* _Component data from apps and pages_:
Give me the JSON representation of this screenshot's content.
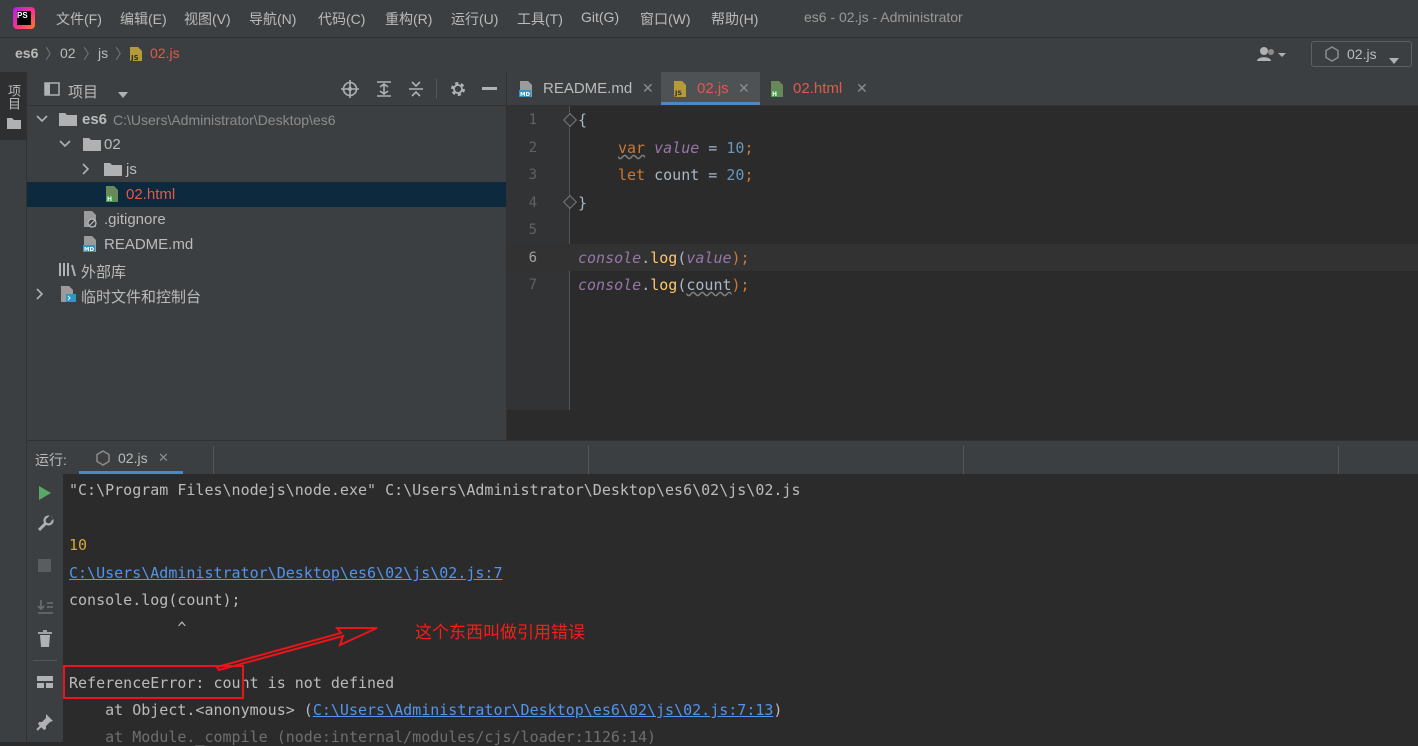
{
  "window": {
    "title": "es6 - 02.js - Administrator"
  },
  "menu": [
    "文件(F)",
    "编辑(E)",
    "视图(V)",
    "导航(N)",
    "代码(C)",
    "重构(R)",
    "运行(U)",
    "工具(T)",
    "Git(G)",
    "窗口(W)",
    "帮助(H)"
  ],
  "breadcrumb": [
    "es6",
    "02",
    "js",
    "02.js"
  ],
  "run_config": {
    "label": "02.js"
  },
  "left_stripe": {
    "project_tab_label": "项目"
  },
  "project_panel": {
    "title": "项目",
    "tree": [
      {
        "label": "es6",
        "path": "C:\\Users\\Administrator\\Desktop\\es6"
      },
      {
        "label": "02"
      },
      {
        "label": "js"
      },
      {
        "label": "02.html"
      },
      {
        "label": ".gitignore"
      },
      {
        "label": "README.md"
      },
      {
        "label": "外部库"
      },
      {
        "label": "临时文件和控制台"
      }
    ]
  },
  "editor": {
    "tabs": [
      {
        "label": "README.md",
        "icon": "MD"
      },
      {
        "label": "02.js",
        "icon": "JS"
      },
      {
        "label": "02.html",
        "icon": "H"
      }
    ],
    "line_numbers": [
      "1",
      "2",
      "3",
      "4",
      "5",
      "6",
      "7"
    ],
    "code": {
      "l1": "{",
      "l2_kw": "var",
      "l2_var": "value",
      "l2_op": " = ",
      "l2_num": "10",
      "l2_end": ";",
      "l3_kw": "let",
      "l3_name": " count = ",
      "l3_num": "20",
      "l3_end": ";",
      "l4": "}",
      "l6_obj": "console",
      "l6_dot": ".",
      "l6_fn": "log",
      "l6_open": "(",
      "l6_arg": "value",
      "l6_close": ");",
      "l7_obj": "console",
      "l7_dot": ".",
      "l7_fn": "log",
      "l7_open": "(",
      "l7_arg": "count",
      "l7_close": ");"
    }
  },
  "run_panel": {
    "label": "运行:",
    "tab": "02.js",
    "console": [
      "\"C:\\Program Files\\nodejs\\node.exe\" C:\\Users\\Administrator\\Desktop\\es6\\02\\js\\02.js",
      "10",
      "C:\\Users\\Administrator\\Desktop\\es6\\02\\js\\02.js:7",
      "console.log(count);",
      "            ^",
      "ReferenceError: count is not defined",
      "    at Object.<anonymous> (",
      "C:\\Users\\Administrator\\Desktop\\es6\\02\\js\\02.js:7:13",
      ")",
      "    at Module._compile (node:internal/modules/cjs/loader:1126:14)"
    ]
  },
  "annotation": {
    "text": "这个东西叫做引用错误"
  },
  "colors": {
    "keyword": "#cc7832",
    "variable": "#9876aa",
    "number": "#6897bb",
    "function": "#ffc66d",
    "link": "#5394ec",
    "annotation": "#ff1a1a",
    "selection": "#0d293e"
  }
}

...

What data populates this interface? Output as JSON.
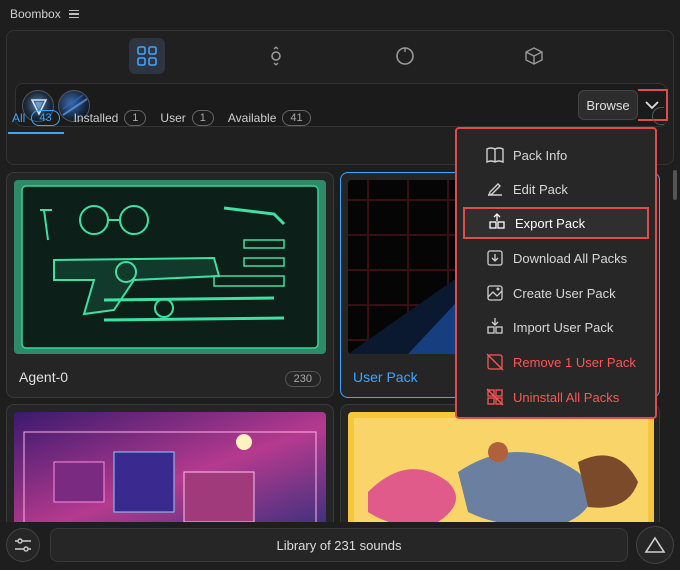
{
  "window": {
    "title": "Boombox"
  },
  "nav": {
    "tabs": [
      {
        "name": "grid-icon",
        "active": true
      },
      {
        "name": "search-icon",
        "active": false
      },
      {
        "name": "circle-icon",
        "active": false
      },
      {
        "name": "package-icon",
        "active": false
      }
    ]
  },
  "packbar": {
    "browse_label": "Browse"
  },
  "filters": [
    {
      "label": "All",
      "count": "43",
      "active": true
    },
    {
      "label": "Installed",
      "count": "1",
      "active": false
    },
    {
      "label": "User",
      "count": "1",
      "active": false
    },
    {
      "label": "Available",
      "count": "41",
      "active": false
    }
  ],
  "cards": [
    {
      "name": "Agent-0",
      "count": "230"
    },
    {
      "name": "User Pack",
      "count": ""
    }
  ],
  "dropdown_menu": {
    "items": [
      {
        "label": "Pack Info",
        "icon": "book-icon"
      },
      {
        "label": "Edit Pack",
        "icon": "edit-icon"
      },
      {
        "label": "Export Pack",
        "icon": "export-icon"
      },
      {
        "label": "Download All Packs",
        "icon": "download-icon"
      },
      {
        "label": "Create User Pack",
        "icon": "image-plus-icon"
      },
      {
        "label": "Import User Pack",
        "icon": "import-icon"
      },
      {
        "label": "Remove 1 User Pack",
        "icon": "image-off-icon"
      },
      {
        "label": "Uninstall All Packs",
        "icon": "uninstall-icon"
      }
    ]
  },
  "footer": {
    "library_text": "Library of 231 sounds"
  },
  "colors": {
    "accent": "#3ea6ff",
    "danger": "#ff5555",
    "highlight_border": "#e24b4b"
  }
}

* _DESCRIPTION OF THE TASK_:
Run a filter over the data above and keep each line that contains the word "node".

* _ANSWER SECTION_:
      "\"C:\\Program Files\\nodejs\\node.exe\" C:\\Users\\Administrator\\Desktop\\es6\\02\\js\\02.js",
      "    at Module._compile (node:internal/modules/cjs/loader:1126:14)"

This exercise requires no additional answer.